This post isn't about red states or blue states, conservatives or liberals, war or pacifism, or somber funerals juxtaposed against cheerful celebrations of life. It's about photography and the preposterous notion that one single frozen moment can define an entire event.
The uproar over President Obama's self-portrait with First Lady Michelle Obama looking grim beside him reminds me of that infamous shot of the President supposedly not putting his hand over his heart during the National Anthem. Remember: most still images collected by photojournalists are snapped at around one five-hundredth of a second. That's how fast shutter speeds run. In sports, the shutters click even faster.
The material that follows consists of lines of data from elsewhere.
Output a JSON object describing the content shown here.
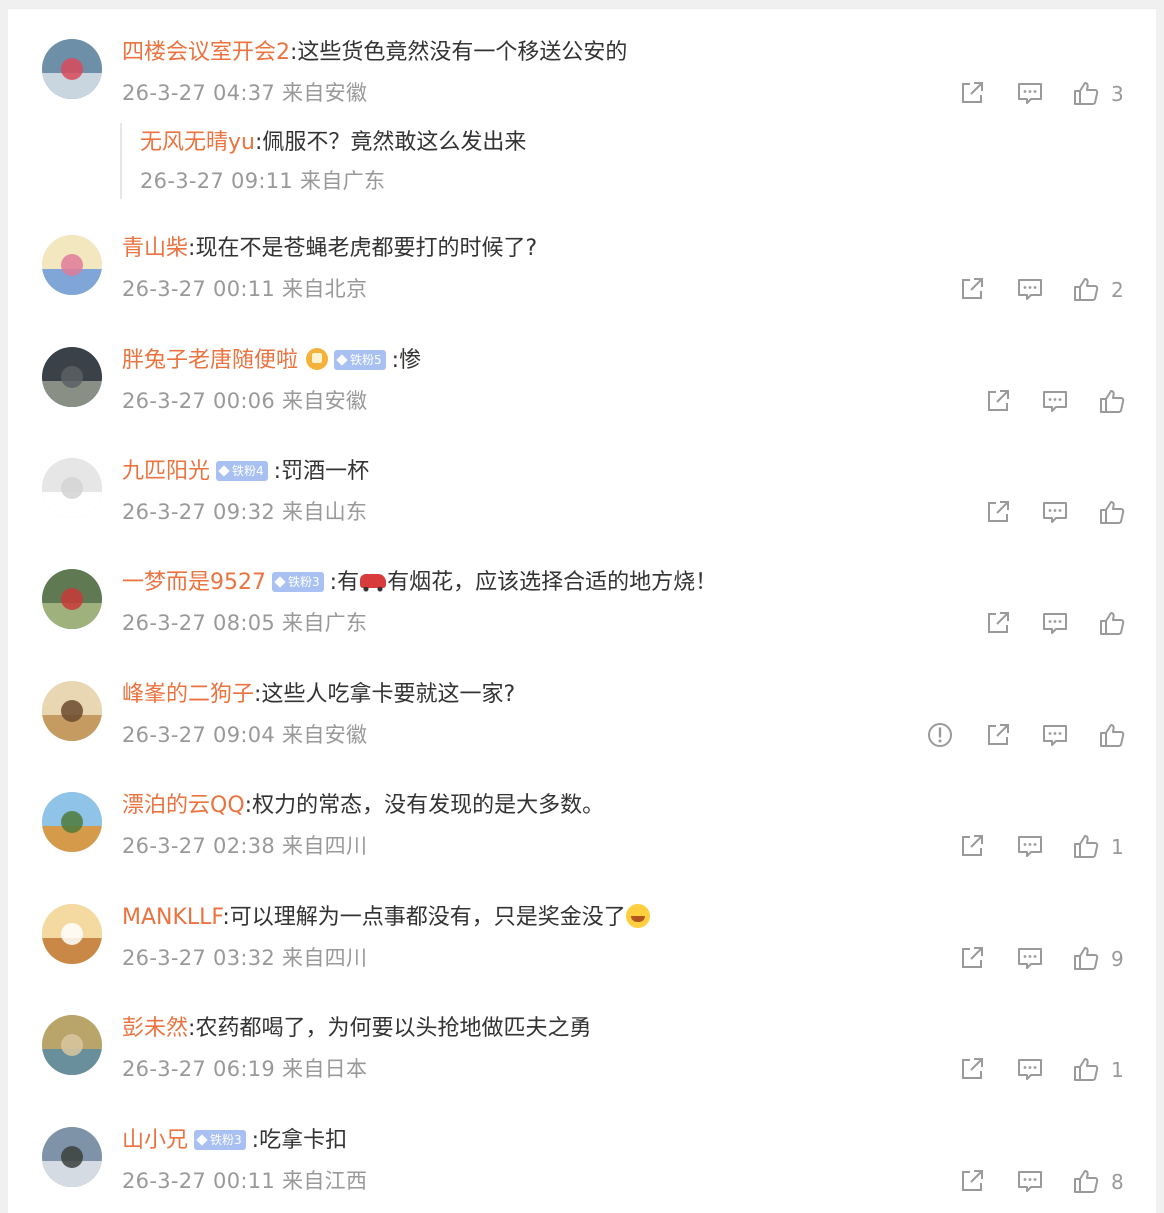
{
  "comments": [
    {
      "user": "四楼会议室开会2",
      "sep": ":",
      "text": "这些货色竟然没有一个移送公安的",
      "time": "26-3-27 04:37",
      "location": "来自安徽",
      "likes": "3",
      "avatar_colors": [
        "#6d8fa8",
        "#c9d6e0",
        "#d84a5a"
      ],
      "reply": {
        "user": "无风无晴yu",
        "sep": ":",
        "text": "佩服不？竟然敢这么发出来",
        "time": "26-3-27 09:11",
        "location": "来自广东"
      }
    },
    {
      "user": "青山柴",
      "sep": ":",
      "text": "现在不是苍蝇老虎都要打的时候了?",
      "time": "26-3-27 00:11",
      "location": "来自北京",
      "likes": "2",
      "avatar_colors": [
        "#f3e7c0",
        "#7fa6d6",
        "#e07a9a"
      ]
    },
    {
      "user": "胖兔子老唐随便啦",
      "badge": "铁粉5",
      "vip": true,
      "sep": ":",
      "text": "惨",
      "time": "26-3-27 00:06",
      "location": "来自安徽",
      "likes": "",
      "avatar_colors": [
        "#3a4148",
        "#8a8f86",
        "#5b6064"
      ]
    },
    {
      "user": "九匹阳光",
      "badge": "铁粉4",
      "sep": ":",
      "text": "罚酒一杯",
      "time": "26-3-27 09:32",
      "location": "来自山东",
      "likes": "",
      "avatar_colors": [
        "#e6e6e6",
        "#ffffff",
        "#d3d3d3"
      ]
    },
    {
      "user": "一梦而是9527",
      "badge": "铁粉3",
      "sep": ":",
      "text": "有",
      "text2": "有烟花，应该选择合适的地方烧！",
      "car": true,
      "time": "26-3-27 08:05",
      "location": "来自广东",
      "likes": "",
      "avatar_colors": [
        "#5f7a52",
        "#9fb27e",
        "#c83a3a"
      ]
    },
    {
      "user": "峰峯的二狗子",
      "sep": ":",
      "text": "这些人吃拿卡要就这一家?",
      "time": "26-3-27 09:04",
      "location": "来自安徽",
      "likes": "",
      "report": true,
      "avatar_colors": [
        "#e9d6b2",
        "#c59b62",
        "#6b4a2e"
      ]
    },
    {
      "user": "漂泊的云QQ",
      "sep": ":",
      "text": "权力的常态，没有发现的是大多数。",
      "time": "26-3-27 02:38",
      "location": "来自四川",
      "likes": "1",
      "avatar_colors": [
        "#8fc3e8",
        "#d69b4a",
        "#4f7a3a"
      ]
    },
    {
      "user": "MANKLLF",
      "sep": ":",
      "text": "可以理解为一点事都没有，只是奖金没了",
      "emoji": true,
      "time": "26-3-27 03:32",
      "location": "来自四川",
      "likes": "9",
      "avatar_colors": [
        "#f4d9a0",
        "#c98846",
        "#ffffff"
      ]
    },
    {
      "user": "彭未然",
      "sep": ":",
      "text": "农药都喝了，为何要以头抢地做匹夫之勇",
      "time": "26-3-27 06:19",
      "location": "来自日本",
      "likes": "1",
      "avatar_colors": [
        "#b9a46a",
        "#6a8f9c",
        "#d9c7a0"
      ]
    },
    {
      "user": "山小兄",
      "badge": "铁粉3",
      "sep": ":",
      "text": "吃拿卡扣",
      "time": "26-3-27 00:11",
      "location": "来自江西",
      "likes": "8",
      "avatar_colors": [
        "#7f93a8",
        "#d4dbe2",
        "#3b3f3c"
      ]
    }
  ],
  "icons": {
    "share": "share-icon",
    "comment": "comment-icon",
    "like": "like-icon",
    "report": "report-icon"
  },
  "colors": {
    "username": "#eb7340",
    "meta": "#999999",
    "badge": "#a9c1f2"
  }
}
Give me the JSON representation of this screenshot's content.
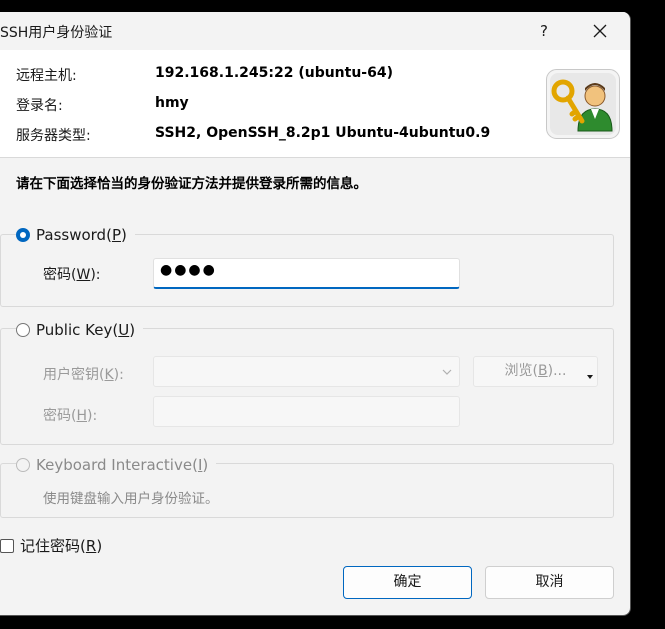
{
  "window": {
    "title": "SSH用户身份验证",
    "help_label": "?"
  },
  "info": {
    "host_label": "远程主机:",
    "host_value": "192.168.1.245:22 (ubuntu-64)",
    "login_label": "登录名:",
    "login_value": "hmy",
    "server_label": "服务器类型:",
    "server_value": "SSH2, OpenSSH_8.2p1 Ubuntu-4ubuntu0.9"
  },
  "instruction": "请在下面选择恰当的身份验证方法并提供登录所需的信息。",
  "password_group": {
    "option_label": "Password",
    "option_key": "P",
    "selected": true,
    "field_label": "密码",
    "field_key": "W",
    "field_value": "●●●●"
  },
  "publickey_group": {
    "option_label": "Public Key",
    "option_key": "U",
    "selected": false,
    "key_label": "用户密钥",
    "key_key": "K",
    "key_value": "",
    "browse_label": "浏览",
    "browse_key": "B",
    "pass_label": "密码",
    "pass_key": "H",
    "pass_value": ""
  },
  "keyboard_group": {
    "option_label": "Keyboard Interactive",
    "option_key": "I",
    "selected": false,
    "hint": "使用键盘输入用户身份验证。"
  },
  "remember": {
    "label": "记住密码",
    "key": "R",
    "checked": false
  },
  "buttons": {
    "ok": "确定",
    "cancel": "取消"
  },
  "colors": {
    "accent": "#0067c0",
    "panel": "#ffffff",
    "background": "#f3f3f3"
  }
}
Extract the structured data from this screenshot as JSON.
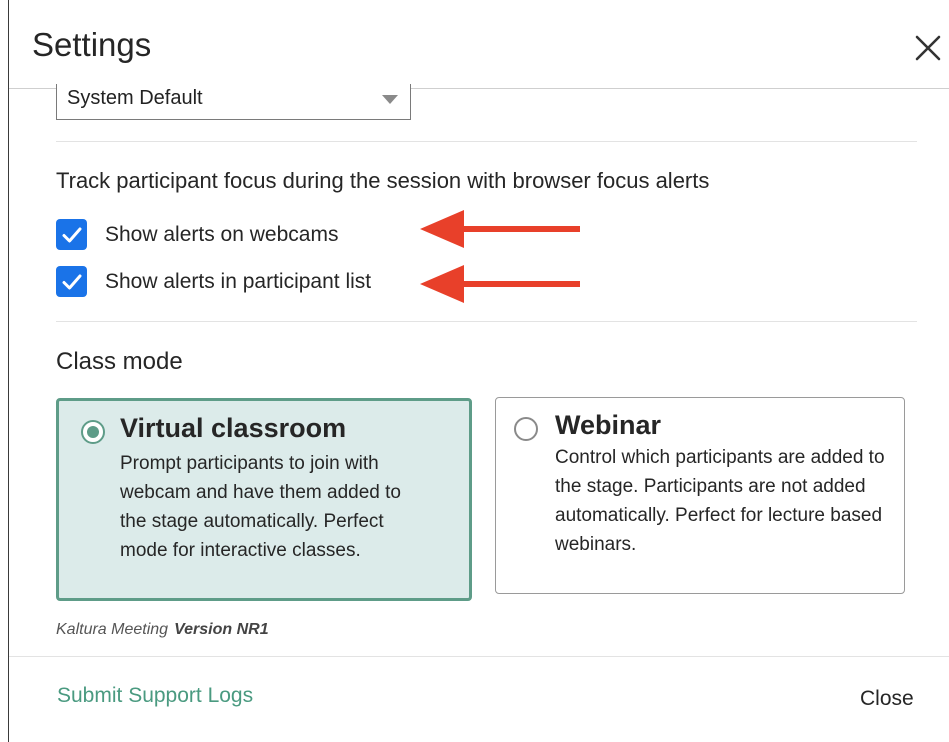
{
  "header": {
    "title": "Settings",
    "close_icon": "close-icon"
  },
  "display_select": {
    "value": "System Default"
  },
  "focus_alerts": {
    "title": "Track participant focus during the session with browser focus alerts",
    "options": [
      {
        "label": "Show alerts on webcams",
        "checked": true
      },
      {
        "label": "Show alerts in participant list",
        "checked": true
      }
    ]
  },
  "class_mode": {
    "title": "Class mode",
    "options": [
      {
        "title": "Virtual classroom",
        "description": "Prompt participants to join with webcam and have them added to the stage automatically. Perfect mode for interactive classes.",
        "selected": true
      },
      {
        "title": "Webinar",
        "description": "Control which participants are added to the stage. Participants are not added automatically. Perfect for lecture based webinars.",
        "selected": false
      }
    ]
  },
  "version": {
    "product": "Kaltura Meeting",
    "version_label": "Version NR1"
  },
  "footer": {
    "support_link": "Submit Support Logs",
    "close_label": "Close"
  },
  "colors": {
    "accent": "#5e9c88",
    "checkbox": "#1a73e8",
    "annotation_arrow": "#e8402a"
  }
}
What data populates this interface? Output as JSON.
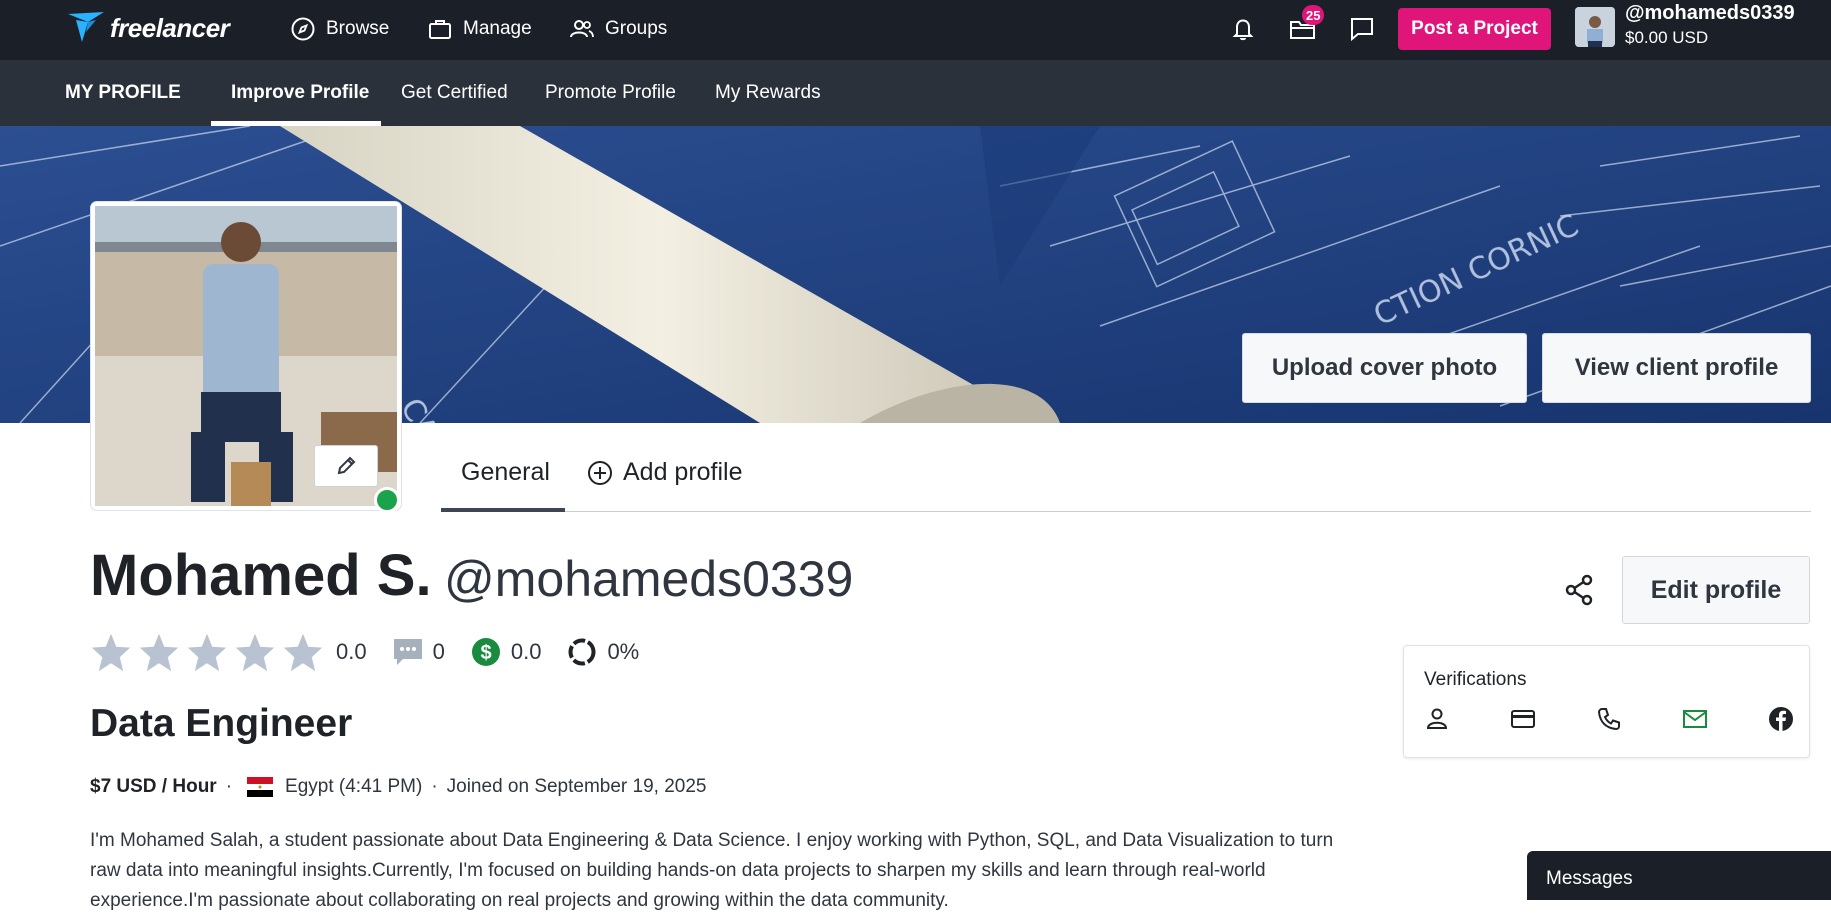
{
  "topnav": {
    "logo_text": "freelancer",
    "links": [
      {
        "label": "Browse",
        "icon": "compass-icon"
      },
      {
        "label": "Manage",
        "icon": "briefcase-icon"
      },
      {
        "label": "Groups",
        "icon": "users-icon"
      }
    ],
    "notification_badge": "25",
    "post_project_label": "Post a Project",
    "username": "@mohameds0339",
    "balance": "$0.00 USD"
  },
  "subnav": {
    "section_label": "MY PROFILE",
    "items": [
      "Improve Profile",
      "Get Certified",
      "Promote Profile",
      "My Rewards"
    ],
    "active_index": 0
  },
  "cover": {
    "upload_label": "Upload cover photo",
    "view_client_label": "View client profile"
  },
  "tabs": [
    {
      "label": "General",
      "active": true
    },
    {
      "label": "Add profile",
      "active": false
    }
  ],
  "profile": {
    "name": "Mohamed S.",
    "handle": "@mohameds0339",
    "rating": "0.0",
    "reviews": "0",
    "earnings_score": "0.0",
    "completion": "0%",
    "title": "Data Engineer",
    "rate": "$7 USD / Hour",
    "location": "Egypt (4:41 PM)",
    "joined": "Joined on September 19, 2025",
    "bio": "I'm Mohamed Salah, a student passionate about Data Engineering & Data Science. I enjoy working with Python, SQL, and Data Visualization to turn raw data into meaningful insights.Currently, I'm focused on building hands-on data projects to sharpen my skills and learn through real-world experience.I'm passionate about collaborating on real projects and growing within the data community."
  },
  "actions": {
    "edit_profile_label": "Edit profile"
  },
  "verifications": {
    "title": "Verifications",
    "items": [
      "identity",
      "payment",
      "phone",
      "email",
      "facebook"
    ],
    "verified_color": "#1a8a3f"
  },
  "messages": {
    "label": "Messages"
  },
  "colors": {
    "brand_pink": "#e0157a",
    "nav_bg": "#1b1f27",
    "subnav_bg": "#2b313b",
    "online": "#1aa34a"
  }
}
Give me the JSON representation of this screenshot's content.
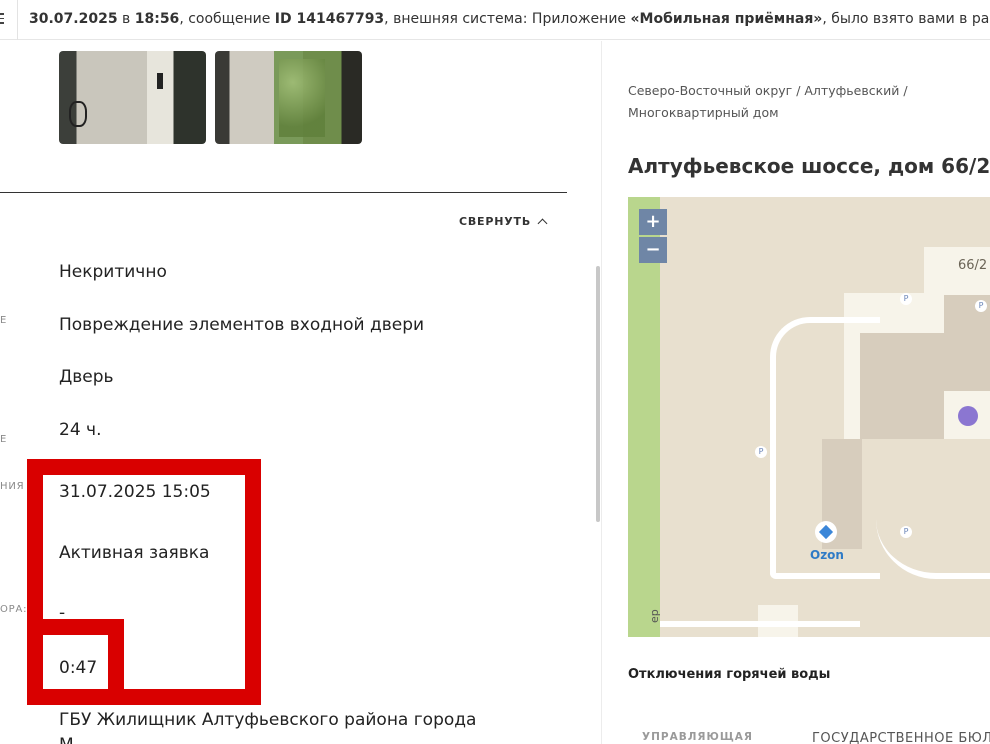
{
  "topbar": {
    "date": "30.07.2025",
    "word_in": " в ",
    "time": "18:56",
    "text1": ", сообщение ",
    "id": "ID 141467793",
    "text2": ", внешняя система: Приложение ",
    "app": "«Мобильная приёмная»",
    "text3": ", было взято вами в работу"
  },
  "details": {
    "collapse_label": "СВЕРНУТЬ",
    "criticality": "Некритично",
    "problem": "Повреждение элементов входной двери",
    "object": "Дверь",
    "deadline": "24 ч.",
    "due_date": "31.07.2025 15:05",
    "status": "Активная заявка",
    "dash": "-",
    "elapsed": "0:47",
    "organization": "ГБУ Жилищник Алтуфьевского района города",
    "organization_cont": "М",
    "cut_labels": [
      "Е",
      "Е",
      "НИЯ",
      "ОРА:"
    ]
  },
  "location": {
    "breadcrumb_line1": "Северо-Восточный округ / Алтуфьевский /",
    "breadcrumb_line2": "Многоквартирный дом",
    "address": "Алтуфьевское шоссе, дом 66/2"
  },
  "map": {
    "zoom_in": "+",
    "zoom_out": "−",
    "house_number": "66/2",
    "parking": "P",
    "poi_label": "Ozon",
    "street_fragment": "ер"
  },
  "hot_water": {
    "title": "Отключения горячей воды"
  },
  "management": {
    "label": "УПРАВЛЯЮЩАЯ",
    "value": "ГОСУДАРСТВЕННОЕ БЮЛ"
  },
  "colors": {
    "highlight": "#d90000",
    "zoom_button": "#6f86a6",
    "park": "#b9d68d",
    "ozon": "#2f7bc6"
  }
}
This is why I can capture a picture of a hard-hit tennis ball in mid-air with the logo crisp and the fuzz flying off from three hundred yards away. The result in news situations is that you get images of moments that are absolutely inconsequential yet seem monumental when taken entirely out of context.
Events like Nelson Mandela's memorial service consist of a million moments blended into a complex and rich mosaic. Mourners probably cried in South Africa. They also danced. And three of our living U.S. Presidents and their wives -- along with heads of state from around the world -- shared smiles. Let us be grateful for the times when we come together, and please stop using split-second images to create controversy where none exists.
Visit Nina Ippolito's post at PolicyMic to enjoy more of what you didn't see, like Pete Souza's photo showing Presidents Obama and Bush laughing on a plane.